var processor = new EventLogProcessor(TestConfiguration.BlockchainUrls.Infura.Mainnet)
    .CatchAll((events) => { /* your monitoring code goes here */});

Handing Fatal Errors

The processor has some inbuilt reliability and retry logic. However there may be times when a fatal error is thrown whilst processing and processing stops. To react use the OnFatalError callback.

var processor = new EventLogProcessor(TestConfiguration.BlockchainUrls.Infura.Mainnet, ContractAddress)
    .Subscribe<TransferEventDto>((events) => erc20Transfers.AddRange(events)) // transfer events
    .OnFatalError((ex) => { /* do something with exception here */});

Typed vs UnTyped Processing

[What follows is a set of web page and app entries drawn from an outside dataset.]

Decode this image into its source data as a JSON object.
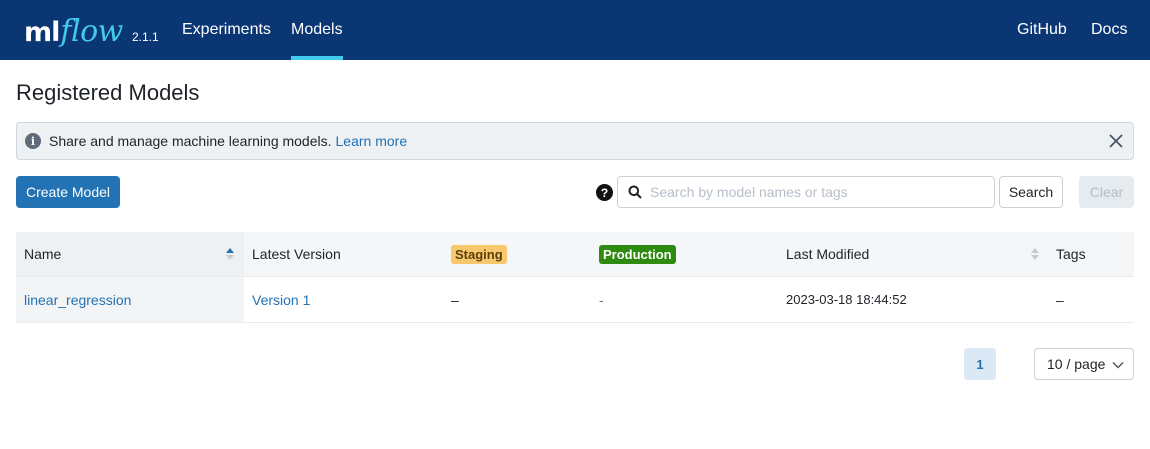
{
  "header": {
    "logo_ml": "ml",
    "logo_flow": "flow",
    "version": "2.1.1",
    "nav": [
      {
        "label": "Experiments"
      },
      {
        "label": "Models"
      }
    ],
    "right_links": [
      {
        "label": "GitHub"
      },
      {
        "label": "Docs"
      }
    ]
  },
  "page": {
    "title": "Registered Models"
  },
  "alert": {
    "text": "Share and manage machine learning models.",
    "link": "Learn more",
    "info_icon": "i"
  },
  "toolbar": {
    "create_label": "Create Model",
    "help_icon": "?",
    "search_placeholder": "Search by model names or tags",
    "search_value": "",
    "search_label": "Search",
    "clear_label": "Clear"
  },
  "table": {
    "columns": {
      "name": "Name",
      "latest_version": "Latest Version",
      "staging": "Staging",
      "production": "Production",
      "last_modified": "Last Modified",
      "tags": "Tags"
    },
    "rows": [
      {
        "name": "linear_regression",
        "latest_version": "Version 1",
        "staging": "–",
        "production": "-",
        "last_modified": "2023-03-18 18:44:52",
        "tags": "–"
      }
    ]
  },
  "pagination": {
    "current_page": "1",
    "page_size": "10 / page"
  },
  "colors": {
    "header_bg": "#0b3674",
    "accent": "#43c9ed",
    "link": "#2272b4",
    "staging_badge": "#f8c86c",
    "production_badge": "#2f8a12"
  }
}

typed The example above uses the typed approach to contract interaction which is normally recommended. This is shown in the line .Subscribe<TransferEventDto>(). The TransferEventDto is a class that represents the event the sample wants to capture. The typed approach means using classes to represent event arguments and function inputs and outputs. It is generally the best way to interact with Ethereum as it is easier to understand, less error prone and can be code generated (see below). When using the typed approach, the event arguments are automatically decoded for you and filtering is made easier.

untyped Occasionally the untyped approach is better. This is particularly useful when processing does not need to capture event arguments and only requires information which is common to all logs regardless of the event emitted. It means you do not have to create or maintain event DTOs. To use the processor in an untyped way, use the methods .Subscribe(logs => ....) and .CatchAll(logs => ....) methods. These are the methods without generic arguments. In this scenario, instead of handling a decoded event specific object, you handle FilterLog objects. The FilterLog contains all of the blockchain event log data but the event arguments are not decoded. It is possible to decode them later though e.g. filterLog.DecodeEvent<TEventDto>().

Questions or feedback? You can discuss issues and obtain free support on Nethereum Documentation Gitter channel.